Meanwhile, Maytag's high-end Jenn-Air contingent continues to move beyond its cooking base into margin-rich niche products that had long been the province of specialty vendors. New for K/BIS is the brand's first-ever wine chiller, a 24-inch under-the-counter model designed to hold up to 50 bottles at a temperature range of between 42 and 64 degrees. Shipping begins this summer at a suggested retail of $1,199 to $1,349.
Joining the chiller, and completing Jenn-Air's suite of built-in appliances, is an under-the-counter icemaker (suggested retail $1,499 to $1,649) and a 30-inch warming drawer ($798).

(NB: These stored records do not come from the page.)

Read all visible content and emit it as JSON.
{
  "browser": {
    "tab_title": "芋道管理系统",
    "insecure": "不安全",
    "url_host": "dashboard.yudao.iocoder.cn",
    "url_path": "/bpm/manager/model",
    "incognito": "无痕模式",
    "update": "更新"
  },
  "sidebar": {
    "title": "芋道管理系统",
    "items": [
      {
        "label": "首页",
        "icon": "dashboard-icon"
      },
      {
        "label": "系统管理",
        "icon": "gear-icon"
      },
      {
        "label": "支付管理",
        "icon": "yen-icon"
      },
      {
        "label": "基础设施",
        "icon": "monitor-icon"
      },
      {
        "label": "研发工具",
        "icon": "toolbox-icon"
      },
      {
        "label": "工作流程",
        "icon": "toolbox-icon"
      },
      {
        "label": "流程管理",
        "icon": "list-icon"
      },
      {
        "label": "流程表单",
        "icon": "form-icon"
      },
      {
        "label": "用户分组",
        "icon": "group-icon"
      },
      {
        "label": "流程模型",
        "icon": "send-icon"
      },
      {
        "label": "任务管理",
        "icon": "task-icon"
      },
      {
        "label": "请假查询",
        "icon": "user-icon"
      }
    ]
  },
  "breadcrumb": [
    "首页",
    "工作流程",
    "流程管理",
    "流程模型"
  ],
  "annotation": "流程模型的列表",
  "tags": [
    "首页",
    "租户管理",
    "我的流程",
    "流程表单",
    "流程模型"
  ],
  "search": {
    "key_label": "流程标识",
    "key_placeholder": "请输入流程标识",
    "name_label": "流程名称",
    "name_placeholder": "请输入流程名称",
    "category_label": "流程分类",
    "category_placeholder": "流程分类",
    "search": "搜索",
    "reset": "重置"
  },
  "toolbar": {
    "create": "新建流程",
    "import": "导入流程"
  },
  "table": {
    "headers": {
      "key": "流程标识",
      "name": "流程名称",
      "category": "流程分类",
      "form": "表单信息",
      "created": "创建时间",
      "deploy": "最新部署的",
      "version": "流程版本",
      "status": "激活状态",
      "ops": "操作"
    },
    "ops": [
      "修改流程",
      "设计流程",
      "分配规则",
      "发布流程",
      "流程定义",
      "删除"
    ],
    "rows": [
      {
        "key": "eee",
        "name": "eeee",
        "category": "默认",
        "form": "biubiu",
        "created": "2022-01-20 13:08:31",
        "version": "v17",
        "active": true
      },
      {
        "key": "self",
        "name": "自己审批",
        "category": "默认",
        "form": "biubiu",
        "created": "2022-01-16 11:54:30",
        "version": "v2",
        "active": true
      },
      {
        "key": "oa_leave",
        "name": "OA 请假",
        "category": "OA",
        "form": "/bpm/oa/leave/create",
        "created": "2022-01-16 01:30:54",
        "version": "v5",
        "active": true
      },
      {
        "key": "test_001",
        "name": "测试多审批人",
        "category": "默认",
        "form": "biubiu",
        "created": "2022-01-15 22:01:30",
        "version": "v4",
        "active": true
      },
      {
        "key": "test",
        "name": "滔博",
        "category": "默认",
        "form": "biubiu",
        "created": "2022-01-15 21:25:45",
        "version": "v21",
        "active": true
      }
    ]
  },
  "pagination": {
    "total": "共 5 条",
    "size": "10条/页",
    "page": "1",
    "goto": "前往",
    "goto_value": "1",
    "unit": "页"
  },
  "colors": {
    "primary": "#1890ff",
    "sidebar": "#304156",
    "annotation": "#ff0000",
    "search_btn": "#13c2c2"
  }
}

Whirlpool: The company's flagship brand was short on K/BIS-specific introductions, leaving the big news for its high-end KitchenAid contingent, and revisiting such Builder Show intros as the Family Studio concept laundry room and Gladiator GarageWorks line of custom interiors for the garage.
However, Whirlpool did unveil an over-the-range speed-cook microwave designed to compete with GE's acclaimed Advantium. The new g2microven employs licensed (and enhanced) inverter technology for constant — rather than on-and-off — microwave flow at lower power levels, plus a ceiling-mounted 1,100-watt halogen bulb and a 500-watt quartz bulb for browning, roasting and grilling.
K/BIS proved to be a major launching pad for KitchenAid, however, with the upmarket brand bowing a new top-of-the-line Pro Line series. Inspired by the classic styling and commercial heft of the classic KitchenAid stand mixer, the eight-piece collection offers solid, professional caliber equipment in stainless steel and a new matte metallic finish called meteorite. SKUs include a double wall oven, a gas cooktop, a built-in refrigerator and a dishwasher (sold individually or as a four-piece collection for $12,250 to $13,550), as well as a trash compactor and an icemaker.
K/BIS coverage will continue with a rundown of more appliance suppliers in the next issue of TWICE (May 5).